* [Task directions]: Look through the records below, and copy out every line that holds the string "aaaaaa".

────────

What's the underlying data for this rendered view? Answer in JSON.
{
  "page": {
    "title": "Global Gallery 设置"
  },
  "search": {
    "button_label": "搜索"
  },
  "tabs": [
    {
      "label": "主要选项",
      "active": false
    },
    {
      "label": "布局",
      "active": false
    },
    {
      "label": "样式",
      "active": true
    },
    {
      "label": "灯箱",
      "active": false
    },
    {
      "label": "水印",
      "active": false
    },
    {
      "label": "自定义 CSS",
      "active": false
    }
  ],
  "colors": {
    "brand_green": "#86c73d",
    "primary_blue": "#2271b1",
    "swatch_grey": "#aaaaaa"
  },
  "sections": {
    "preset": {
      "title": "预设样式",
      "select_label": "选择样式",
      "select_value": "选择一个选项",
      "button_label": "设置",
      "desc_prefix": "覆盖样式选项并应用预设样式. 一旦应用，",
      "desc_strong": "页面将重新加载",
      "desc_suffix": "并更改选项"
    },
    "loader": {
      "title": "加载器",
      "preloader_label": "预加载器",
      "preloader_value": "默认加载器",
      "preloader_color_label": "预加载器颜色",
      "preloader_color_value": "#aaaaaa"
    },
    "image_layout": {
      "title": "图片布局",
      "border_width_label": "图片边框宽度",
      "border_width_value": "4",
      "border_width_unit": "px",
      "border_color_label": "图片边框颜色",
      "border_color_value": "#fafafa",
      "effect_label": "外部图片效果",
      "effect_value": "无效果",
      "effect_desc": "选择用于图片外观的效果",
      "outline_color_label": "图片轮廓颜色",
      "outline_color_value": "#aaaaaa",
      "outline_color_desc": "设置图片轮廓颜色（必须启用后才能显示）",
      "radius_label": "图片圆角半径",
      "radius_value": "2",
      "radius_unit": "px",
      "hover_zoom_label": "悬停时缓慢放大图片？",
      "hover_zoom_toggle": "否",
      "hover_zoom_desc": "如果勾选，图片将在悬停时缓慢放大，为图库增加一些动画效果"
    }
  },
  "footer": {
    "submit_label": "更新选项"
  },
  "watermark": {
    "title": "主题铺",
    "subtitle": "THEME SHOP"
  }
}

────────

* [Result]:
    "swatch_grey": "#aaaaaa"
      "preloader_color_value": "#aaaaaa"
      "outline_color_value": "#aaaaaa",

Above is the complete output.